Tens of thousands of Detroiters are waiting anxiously for 10 a.m. Tuesday. That’s when they’ll hear from Judge Stephen Rhodes whether the city is eligible for bankruptcy protection, a decision that could affect pensions, city services and healthcare for residents.
Detroit filed for bankruptcy protection July 18, making it the biggest municipality to file for Chapter 9. But it is up to Rhodes, a federal bankruptcy judge, to decide whether the city negotiated in good faith with creditors before applying for Chapter 9, and whether it was truly insolvent.
Most legal experts expect Rhodes to declare that Detroit is eligible for bankruptcy protection.
Few argue that Detroit is in bad fiscal shape. A June proposal for creditors mapped out the grim details: Property tax revenue had fallen 20% over the last five years, the general fund runs a growing deficit, and the city was not paying pension contributions as they came due. By the time Detroit filed for bankruptcy, officials estimated the city had $18 billion in debt, although a report by former investment banker Wallace Turbeville of the Demos public policy organization called that figure into question.

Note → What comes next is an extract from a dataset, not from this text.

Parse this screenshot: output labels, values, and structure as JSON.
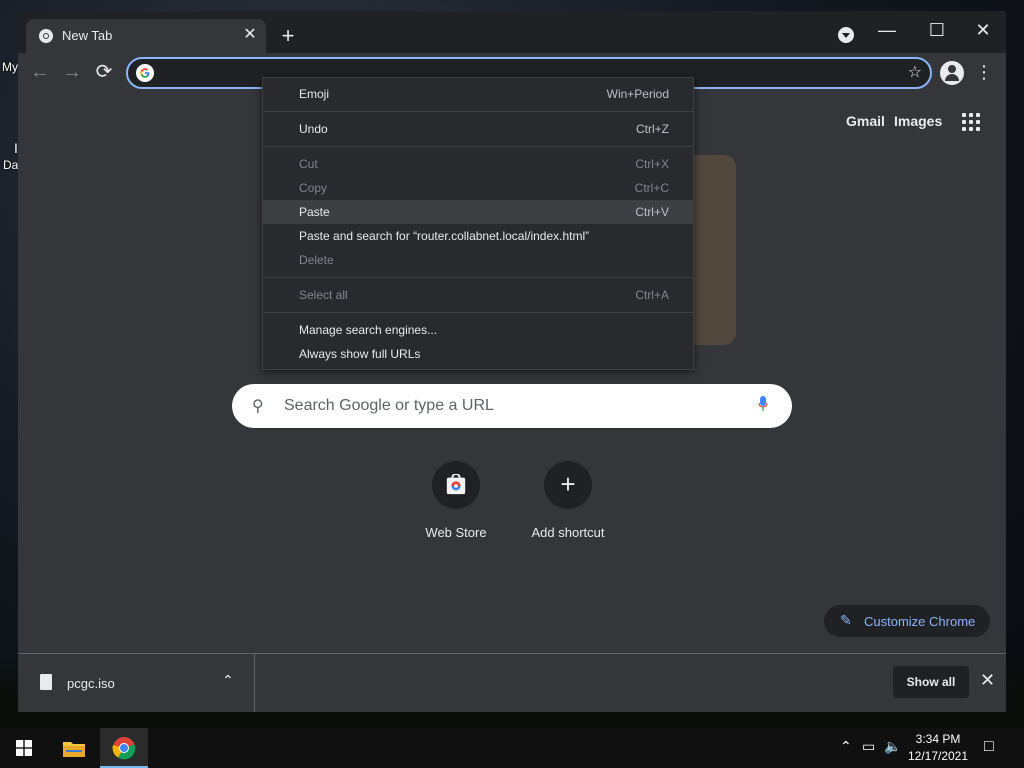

The more controversial issue is whether the city negotiated in good faith with creditors before filing for Chapter 9. Unions say that Michigan's Republican governor, Rick Snyder, chose an emergency manager for the city with the idea that the manager, Kevyn Orr, would lead Detroit through bankruptcy, thus shirking some pension obligations. They say that they presented the city with some cuts to pension obligations but that the city would not pursue that avenue. Unions also note that Michigan’s Constitution protects pensions, and argue that bankruptcy is unconstitutional.
Read the Demos report: The Detroit Bankruptcy